When The Legend of Zelda: Ocarina of Time came out for the Nintendo 64 nearly 13 years ago, it was a monumental game, one that revolutionized the franchise and influenced other adventure games for years to come. Sadly, a lot of you might agree that the series has stagnated a bit, to the point where there doesn’t seem to be much in the way of heart and soul in any of the games.
That point only becomes more apparent with Ocarina of Time 3D, Nintendo’s update to the graphically inferior original. Thirteen years later, it’s still a game bursting with charm, classic gameplay, and a surprisingly captivating, timeless storyline.

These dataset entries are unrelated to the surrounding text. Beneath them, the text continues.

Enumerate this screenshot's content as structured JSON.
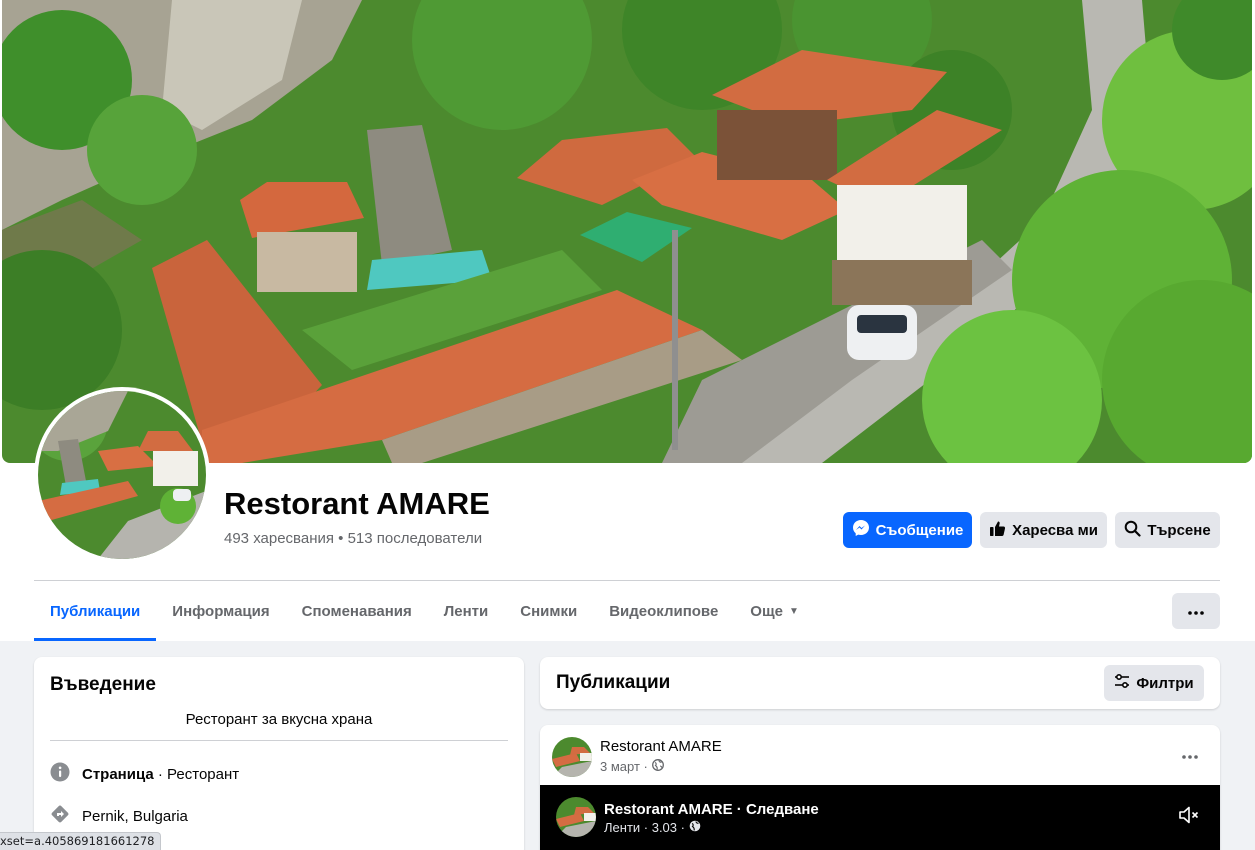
{
  "page": {
    "name": "Restorant AMARE",
    "stats": "493 харесвания • 513 последователи"
  },
  "actions": {
    "message": "Съобщение",
    "like": "Харесва ми",
    "search": "Търсене"
  },
  "tabs": [
    {
      "label": "Публикации",
      "active": true
    },
    {
      "label": "Информация"
    },
    {
      "label": "Споменавания"
    },
    {
      "label": "Ленти"
    },
    {
      "label": "Снимки"
    },
    {
      "label": "Видеоклипове"
    },
    {
      "label": "Още",
      "dropdown": true
    }
  ],
  "intro": {
    "title": "Въведение",
    "bio": "Ресторант за вкусна храна",
    "category_label": "Страница",
    "category_value": " · Ресторант",
    "location": "Pernik, Bulgaria"
  },
  "posts": {
    "title": "Публикации",
    "filters_label": "Филтри"
  },
  "post": {
    "author": "Restorant AMARE",
    "date": "3 март ·",
    "reel": {
      "title": "Restorant AMARE · Следване",
      "meta": "Ленти · 3.03 ·"
    }
  },
  "status_bar": {
    "url": "xset=a.405869181661278"
  },
  "colors": {
    "accent": "#0866ff",
    "secondary_text": "#65676b",
    "button_gray": "#e4e6eb",
    "page_bg": "#f0f2f5"
  },
  "icons": [
    "messenger-icon",
    "thumbs-up-icon",
    "search-icon",
    "ellipsis-icon",
    "sliders-icon",
    "info-icon",
    "directions-icon",
    "globe-icon",
    "muted-speaker-icon",
    "caret-down-icon"
  ]
}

There really isn’t much to say about Ocarina of Time 3D; I’m sure you’ve already heard most of it. The one big problem with playing the original now was the terribly outdated polygonal graphics. Trying to play the original on the Wii Virtual Console was absolutely excruciating.
That’s thankfully been fixed, and in a way that I wouldn’t have thought possible. The game now straight up looks gorgeous, and while it doesn’t stack up to the polished HD graphics of console games today, it’s certainly eons better than saying a sphere with various cones and triangles placed on it is Link’s head and face.

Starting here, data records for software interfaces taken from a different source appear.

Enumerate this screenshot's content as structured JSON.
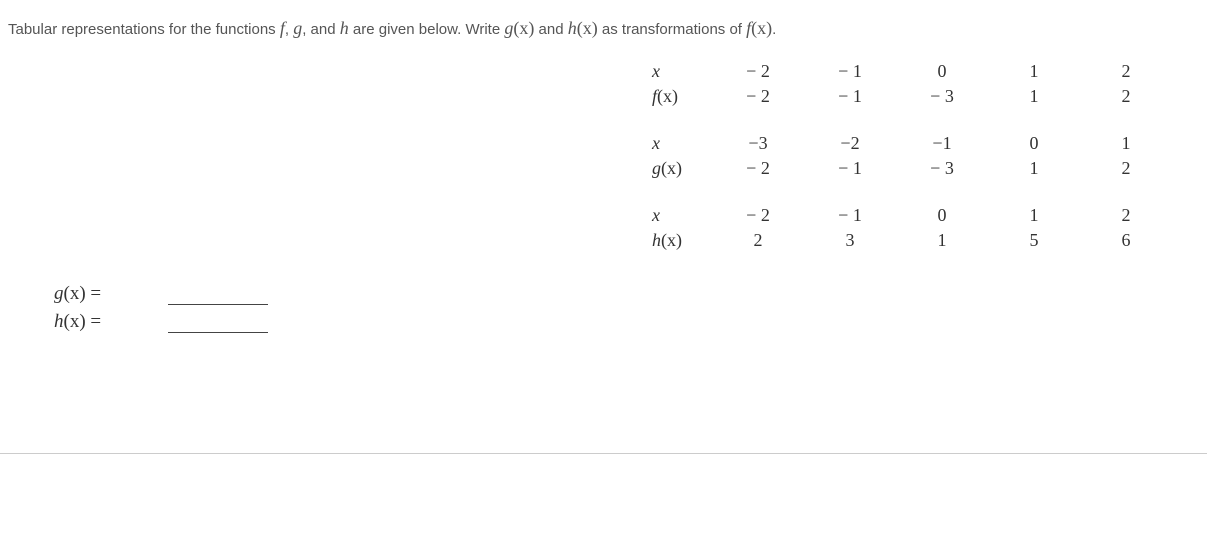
{
  "prompt": {
    "p1": "Tabular representations for the functions ",
    "f": "f",
    "c1": ", ",
    "g": "g",
    "c2": ", and ",
    "h": "h",
    "p2": " are given below. Write ",
    "gx": "g",
    "gxp": "(x)",
    "p3": " and ",
    "hx": "h",
    "hxp": "(x)",
    "p4": " as transformations of ",
    "fx": "f",
    "fxp": "(x)",
    "p5": "."
  },
  "table_f": {
    "rowvar_label": "x",
    "rowfn_label": "f",
    "paren": "(x)",
    "x": [
      "− 2",
      "− 1",
      "0",
      "1",
      "2"
    ],
    "fx": [
      "− 2",
      "− 1",
      "− 3",
      "1",
      "2"
    ]
  },
  "table_g": {
    "rowvar_label": "x",
    "rowfn_label": "g",
    "paren": "(x)",
    "x": [
      "−3",
      "−2",
      "−1",
      "0",
      "1"
    ],
    "gx": [
      "− 2",
      "− 1",
      "− 3",
      "1",
      "2"
    ]
  },
  "table_h": {
    "rowvar_label": "x",
    "rowfn_label": "h",
    "paren": "(x)",
    "x": [
      "− 2",
      "− 1",
      "0",
      "1",
      "2"
    ],
    "hx": [
      "2",
      "3",
      "1",
      "5",
      "6"
    ]
  },
  "answers": {
    "g_label": "g",
    "g_paren": "(x) =",
    "h_label": "h",
    "h_paren": "(x) ="
  }
}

Storywise, it’s your typical Legend of Zelda yarn, a simple “clueless boy sets out to unknowingly become the one who saves the world” plot. It’s not multilayered or subtle, but Legend of Zelda stories don’t have to be complicated, as long as there’s an air of sincerity and genuine heart behind the narrative, and Ocarina of Time 3D has that in spades. Once again, it’s a severe contrast to a game like Twilight Princess, where there was a sizable amount of exposition and an amazing atmosphere, but a pretty massive lack of heart behind the characters or their stories.
In terms of gameplay, Ocarina of Time 3D might be the standard for action adventure titles. The dungeons are classic, the puzzles are surprisingly tough, even all these years later, and the bosses are appropriately epic. The few hiccups they had in the original, namely the Water Temple, have been fixed easily with the implementation of the touch screen to switch items seamlessly, and each dungeon is just a joy to explore and play. Each riddle or puzzle that you come across is intuitive, and while some may be headscratchers, they’re not completely frustrating swerves from nowhere.

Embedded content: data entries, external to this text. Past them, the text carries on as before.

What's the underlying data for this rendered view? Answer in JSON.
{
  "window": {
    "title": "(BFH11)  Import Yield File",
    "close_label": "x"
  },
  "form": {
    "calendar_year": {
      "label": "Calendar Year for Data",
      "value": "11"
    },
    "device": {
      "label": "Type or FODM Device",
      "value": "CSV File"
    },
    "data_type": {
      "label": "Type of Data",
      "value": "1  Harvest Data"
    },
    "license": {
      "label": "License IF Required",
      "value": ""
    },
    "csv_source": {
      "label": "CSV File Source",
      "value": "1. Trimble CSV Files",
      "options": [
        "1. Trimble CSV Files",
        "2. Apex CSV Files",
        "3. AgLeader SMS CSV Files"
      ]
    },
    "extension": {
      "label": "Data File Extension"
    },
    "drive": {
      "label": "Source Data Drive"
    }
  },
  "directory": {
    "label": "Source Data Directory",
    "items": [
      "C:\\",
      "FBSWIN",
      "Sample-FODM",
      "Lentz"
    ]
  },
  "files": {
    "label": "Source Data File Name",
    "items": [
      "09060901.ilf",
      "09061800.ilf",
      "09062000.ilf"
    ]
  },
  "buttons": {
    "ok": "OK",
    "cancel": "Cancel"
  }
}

In addition to the main quest, Nintendo’s added the “Master Quest” choice as well, which mirrors the world and makes enemies considerably more difficult to kill. Under any other circumstances, it would seem like a cop-out way to add more content, but with such an already meaty, satisfying game, something as simple as mirroring a world is an easy way to persuade one to play it once again.
Ocarina of Time 3D is definitely a bittersweet “entry” into the series. On one hand, they fixed all the shortcomings of the original, and essentially made what some might argue to be a perfect action-adventure game. On the other hand, it really does highlight how far the franchise has fallen from grace in terms of unique, captivating gameplay and narrative. Really, what does it say when a rerelease of the very first 3D Legend of Zelda game is the best Zelda game released in years? I can only remain optimistic about Skyward Sword, but as it stands right now, Ocarina of Time 3D is the one to beat. An absolute must-own, no questions about it.